I really like the models and want to paint them and think they deserve to see some table use - I'm just hard pressed to work out what to use them for...

Anyone got any suggestions?

Monday, 7 March 2016

A new basing experiment

Long term followers of the blog will know that I've previously experimented with Agrellan Earth with varied degrees of success. The Bloodletter experiment mostly lead me to swear that all crackle bases would be done separately to the model...

So, with a big unit of Forsaken needing assembling for my Warriors of Chaos, I decided to dig out the pot that had been languishing in a bag for over a year and give it another go.
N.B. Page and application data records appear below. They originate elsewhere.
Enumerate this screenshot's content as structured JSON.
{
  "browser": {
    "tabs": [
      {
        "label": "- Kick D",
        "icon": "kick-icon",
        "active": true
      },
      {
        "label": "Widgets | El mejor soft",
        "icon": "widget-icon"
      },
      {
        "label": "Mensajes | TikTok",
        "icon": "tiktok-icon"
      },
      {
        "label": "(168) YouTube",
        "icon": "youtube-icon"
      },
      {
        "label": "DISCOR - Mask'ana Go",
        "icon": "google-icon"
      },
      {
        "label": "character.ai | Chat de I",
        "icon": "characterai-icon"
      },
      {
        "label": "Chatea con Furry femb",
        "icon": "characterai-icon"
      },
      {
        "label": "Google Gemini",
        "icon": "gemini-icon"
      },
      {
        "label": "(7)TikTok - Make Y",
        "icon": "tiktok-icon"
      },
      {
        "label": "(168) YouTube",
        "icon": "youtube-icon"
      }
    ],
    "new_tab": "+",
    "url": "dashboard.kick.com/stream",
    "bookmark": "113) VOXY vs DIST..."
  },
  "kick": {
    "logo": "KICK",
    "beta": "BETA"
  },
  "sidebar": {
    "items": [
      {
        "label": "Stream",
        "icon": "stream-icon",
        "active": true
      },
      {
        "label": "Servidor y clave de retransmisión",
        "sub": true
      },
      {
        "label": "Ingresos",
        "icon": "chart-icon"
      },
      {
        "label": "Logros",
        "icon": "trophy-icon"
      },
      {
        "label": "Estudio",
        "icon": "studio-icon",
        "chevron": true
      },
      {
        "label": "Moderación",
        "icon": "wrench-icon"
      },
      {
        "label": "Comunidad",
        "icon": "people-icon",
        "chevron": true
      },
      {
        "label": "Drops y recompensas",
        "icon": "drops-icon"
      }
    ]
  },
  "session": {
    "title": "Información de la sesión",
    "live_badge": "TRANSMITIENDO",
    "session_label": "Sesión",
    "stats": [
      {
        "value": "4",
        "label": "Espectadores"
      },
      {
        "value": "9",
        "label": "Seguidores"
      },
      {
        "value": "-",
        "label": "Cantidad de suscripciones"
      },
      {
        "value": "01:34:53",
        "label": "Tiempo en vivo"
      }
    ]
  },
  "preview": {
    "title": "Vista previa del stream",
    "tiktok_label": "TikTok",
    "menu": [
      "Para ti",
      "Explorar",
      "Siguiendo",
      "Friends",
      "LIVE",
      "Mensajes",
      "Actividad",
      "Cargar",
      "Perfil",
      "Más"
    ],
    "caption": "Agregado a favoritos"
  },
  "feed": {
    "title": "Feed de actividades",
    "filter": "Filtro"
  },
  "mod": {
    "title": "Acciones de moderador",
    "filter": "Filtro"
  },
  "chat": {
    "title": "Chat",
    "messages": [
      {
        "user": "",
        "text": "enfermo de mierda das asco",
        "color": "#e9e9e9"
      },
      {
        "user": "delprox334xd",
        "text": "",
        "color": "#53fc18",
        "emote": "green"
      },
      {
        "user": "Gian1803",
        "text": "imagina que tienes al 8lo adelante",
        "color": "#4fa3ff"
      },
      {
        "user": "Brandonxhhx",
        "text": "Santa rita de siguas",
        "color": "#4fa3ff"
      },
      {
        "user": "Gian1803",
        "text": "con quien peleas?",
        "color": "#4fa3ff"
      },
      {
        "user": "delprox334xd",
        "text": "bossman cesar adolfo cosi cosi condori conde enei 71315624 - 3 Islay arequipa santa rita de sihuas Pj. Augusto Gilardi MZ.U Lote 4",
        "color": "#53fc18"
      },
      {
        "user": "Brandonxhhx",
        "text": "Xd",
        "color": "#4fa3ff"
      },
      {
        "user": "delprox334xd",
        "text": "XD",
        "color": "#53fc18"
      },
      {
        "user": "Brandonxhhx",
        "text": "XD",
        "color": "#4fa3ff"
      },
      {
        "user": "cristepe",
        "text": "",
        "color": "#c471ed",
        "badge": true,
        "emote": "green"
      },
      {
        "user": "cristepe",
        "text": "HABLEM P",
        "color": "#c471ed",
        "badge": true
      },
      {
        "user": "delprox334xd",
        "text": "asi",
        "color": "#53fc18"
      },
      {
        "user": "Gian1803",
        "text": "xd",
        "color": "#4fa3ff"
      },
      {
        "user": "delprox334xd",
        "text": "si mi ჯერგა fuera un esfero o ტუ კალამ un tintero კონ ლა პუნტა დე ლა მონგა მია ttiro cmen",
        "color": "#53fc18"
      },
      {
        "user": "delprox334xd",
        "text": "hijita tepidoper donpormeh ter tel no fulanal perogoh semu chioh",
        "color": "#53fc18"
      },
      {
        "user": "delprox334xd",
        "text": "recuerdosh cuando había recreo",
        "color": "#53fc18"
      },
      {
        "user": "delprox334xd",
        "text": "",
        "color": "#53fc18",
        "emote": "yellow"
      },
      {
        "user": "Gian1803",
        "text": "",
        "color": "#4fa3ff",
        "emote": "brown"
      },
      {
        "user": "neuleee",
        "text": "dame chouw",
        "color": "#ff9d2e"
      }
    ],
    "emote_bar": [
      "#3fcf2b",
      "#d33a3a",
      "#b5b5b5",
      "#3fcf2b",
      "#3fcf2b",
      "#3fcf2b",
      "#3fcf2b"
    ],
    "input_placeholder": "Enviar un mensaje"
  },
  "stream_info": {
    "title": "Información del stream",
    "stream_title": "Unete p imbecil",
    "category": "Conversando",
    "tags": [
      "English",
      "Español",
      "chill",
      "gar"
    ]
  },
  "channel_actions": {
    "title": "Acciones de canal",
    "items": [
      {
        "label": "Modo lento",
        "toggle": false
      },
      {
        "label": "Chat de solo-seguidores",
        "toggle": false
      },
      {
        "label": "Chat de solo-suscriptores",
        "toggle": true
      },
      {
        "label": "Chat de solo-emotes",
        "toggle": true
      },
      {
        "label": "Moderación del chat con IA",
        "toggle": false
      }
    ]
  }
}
My old pot seemed to have separated out a bunch. So I used a clay shaper to ladle the stuff onto the bases in random blobs to see how it turned out.

An experiment with pouring it ended . . . poorly. As I was trying to catch up on TV at the coffee table at the time, a sweet wrapper was swiftly used to avoid getting paint everywhere. I did have to be rescued. It was a little embarrassing.

I put some new lumps on the two failed experiments and then left them to dry overnight.

In the morning, it was looking pretty positive! The separation you want from Agrellan Earth had happened, and it was time to do the rest of the work.

Here they are ready for models - I used a few rocks from a Games Workshop basing kit, Vallejo Coarse Pumice and Vallejo Sandy Paste.

The next step will be to pin the assembled models to them, then undercoat the lot before painting.